By Laura Smith-Spark
BBC News, Kaiserslautern
Good care makes fans behave better, say the volunteers
The World Cup is all about football. But perhaps more than any other, Germany 2006 is also about the fans.
Fifa and its partners have gone to great lengths to ensure the well-being of an estimated one million visitors - many without match tickets - and their efforts seem to be paying dividends.
Despite their grumbles about the difficulties of buying tickets, few fans have had anything but praise for the welcome they have received in Germany.
In each of the host cities, "Fan Embassies" have been set up to greet new arrivals at railway stations and at the big screen viewing areas.
Teams of volunteers - recruited from across Germany for their language skills - hand out maps and advice on anything from where to stay to how to find a doctor.
Silke Mayer, 24, from near Weinheim, is one of about 1,000 volunteers of all ages staffing the fan embassies in Kaiserslautern.
She says: "I worked on the day Australia played Japan here and it was really busy - but they were all nice to each other and making jokes.
"I think people have come closer together because of the World Cup."
The volunteers' pre-tournament training had included recognising people's cultural differences, she said, so they knew to expect the openness of Australians and the greater reserve of the Japanese.
"One Australian guy asked me to marry him," Silke says. "I told him it had been only five minutes and maybe it was a little quick. It was funny - they like to flirt a little."
She is working part-time, making it possible to volunteer for a couple of days each week.
"I thought - this is the only time in my life I am going to be able to do something like this and if I don't I will regret it. It's been amazing."
Fellow volunteer Hadi Adisurya Kang, from Jakarta in Indonesia, decided to volunteer while studying Japanese, French and Korean in Saarbrucken.
With Chinese, Indonesian, English and German already under his belt, the 20-year-old is equipped to help fans from almost anywhere in the world.
Like the other volunteers, he applied last year and went through an interview process to win a place on the Fifa-run programme.
"It's super - I think to be part of the world's greatest sports event is an honour for me," he says.
"To meet so many fans from all over the world, it's really such an unforgettable experience."
One Australian was so impressed he offered 100 euros to buy Hadi's volunteer T-shirt - they are not for sale anywhere - as a unique souvenir.
Local football organisations in the 12 host cities have also been working in co-operation with Fifa to look after the interests of supporters.
Rolf-Arnd Marewski, co-leader of Dortmund's Fan Projekt, says the aim is to give visitors a good impression of the city - but also to prevent trouble.
Hadi Adisurya Kang speaks four languages
"I go to foreign fans with open arms," he says. "If you treat people like guests, they'll behave like guests.

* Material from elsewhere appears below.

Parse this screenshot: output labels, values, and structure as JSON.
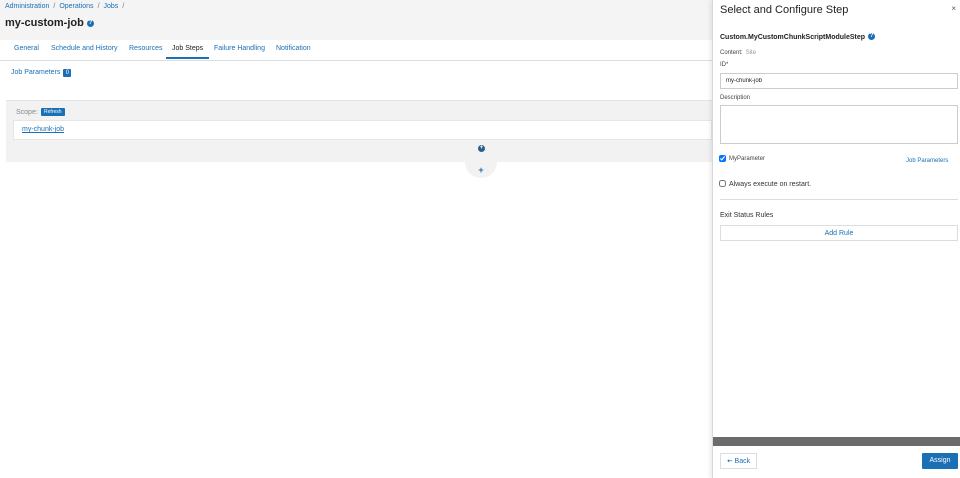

"If you say to them 'you are a problem' and greet them with police, they will act in that way. It's a self-fulfilling prophecy."
He was unconcerned by the disturbances after the Germany-Poland game in Dortmund - the most serious of the tournament so far - saying only a tiny minority had been involved.

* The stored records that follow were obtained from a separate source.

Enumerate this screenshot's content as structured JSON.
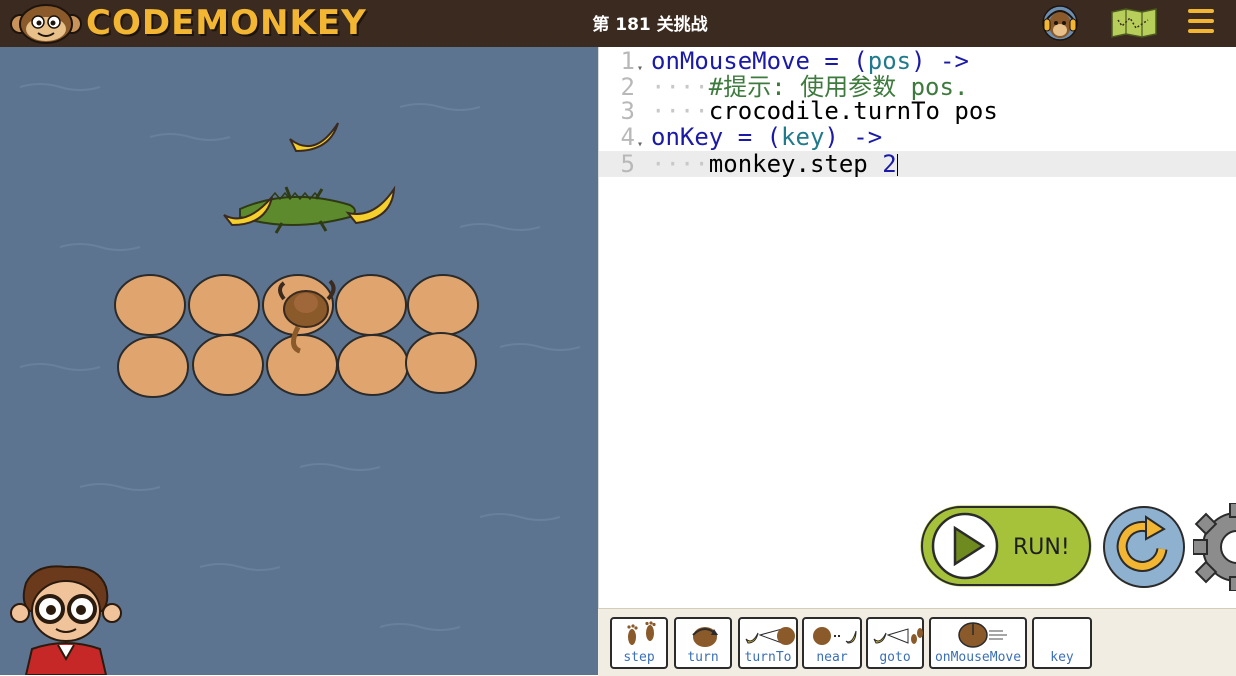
{
  "header": {
    "logo_text": "CODEMONKEY",
    "level_title": "第 181 关挑战",
    "avatar_icon": "monkey-headphones-icon",
    "map_icon": "map-icon",
    "menu_icon": "hamburger-menu-icon"
  },
  "colors": {
    "topbar": "#3b2a1f",
    "accent": "#f2b632",
    "water": "#5d7490",
    "run_green": "#a6c23a"
  },
  "code": {
    "lines": [
      {
        "num": "1",
        "fold": "▾"
      },
      {
        "num": "2",
        "fold": ""
      },
      {
        "num": "3",
        "fold": ""
      },
      {
        "num": "4",
        "fold": "▾"
      },
      {
        "num": "5",
        "fold": ""
      }
    ],
    "l1": {
      "name": "onMouseMove",
      "eq": " = (",
      "param": "pos",
      "close": ") ->"
    },
    "l2": {
      "dots": "····",
      "comment": "#提示: 使用参数 pos."
    },
    "l3": {
      "dots": "····",
      "text": "crocodile.turnTo pos"
    },
    "l4": {
      "name": "onKey",
      "eq": " = (",
      "param": "key",
      "close": ") ->"
    },
    "l5": {
      "dots": "····",
      "text": "monkey.step ",
      "num": "2"
    }
  },
  "buttons": {
    "run": "RUN!",
    "reset_icon": "reset-arrow-icon",
    "settings_icon": "gear-icon"
  },
  "toolbox": [
    {
      "label": "step",
      "icon": "footprints-icon"
    },
    {
      "label": "turn",
      "icon": "monkey-turn-icon"
    },
    {
      "label": "turnTo",
      "icon": "turnto-icon"
    },
    {
      "label": "near",
      "icon": "near-icon"
    },
    {
      "label": "goto",
      "icon": "goto-icon"
    },
    {
      "label": "onMouseMove",
      "icon": "mouse-icon"
    },
    {
      "label": "key",
      "icon": "key-icon"
    }
  ]
}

A social worker who has been tackling football hooliganism in Dortmund for 18 years, Mr Marewski believes in giving fans the chance to prove wrong those who anticipate violence.
He and co-leader Thilo Danielsmeyer helped recruit volunteers and have set up a website and internet cafe to give visitors access to local expertise - and a chance to meet fellow fans.
"If they have information, they feel secure and they feel safe," Mr Marewski explains.
Volunteers say their approach appears to be working
The Fan Projekt also encouraged the idea of providing entertainment between games and at half time on stages set up alongside the big screen at public venues, he says.
Sometimes girls in cheerleader outfits catapult wet T-shirts into the crowd; during other pauses in play fans are invited up on stage to compete in goal-shooting contests.
The idea, says Mr Marewski, is to keep the audience - many of whom will have been drinking all day - engaged and so out of mischief.
"If they see someone on the stage, music and so on, they forget how long they are waiting, so they don't get bored and they don't cause trouble," he says.
And so far the strategy seems to be working.
Hundreds of thousands of supporters from dozens of nations have gathered in different cities across Germany each day - with very little friction.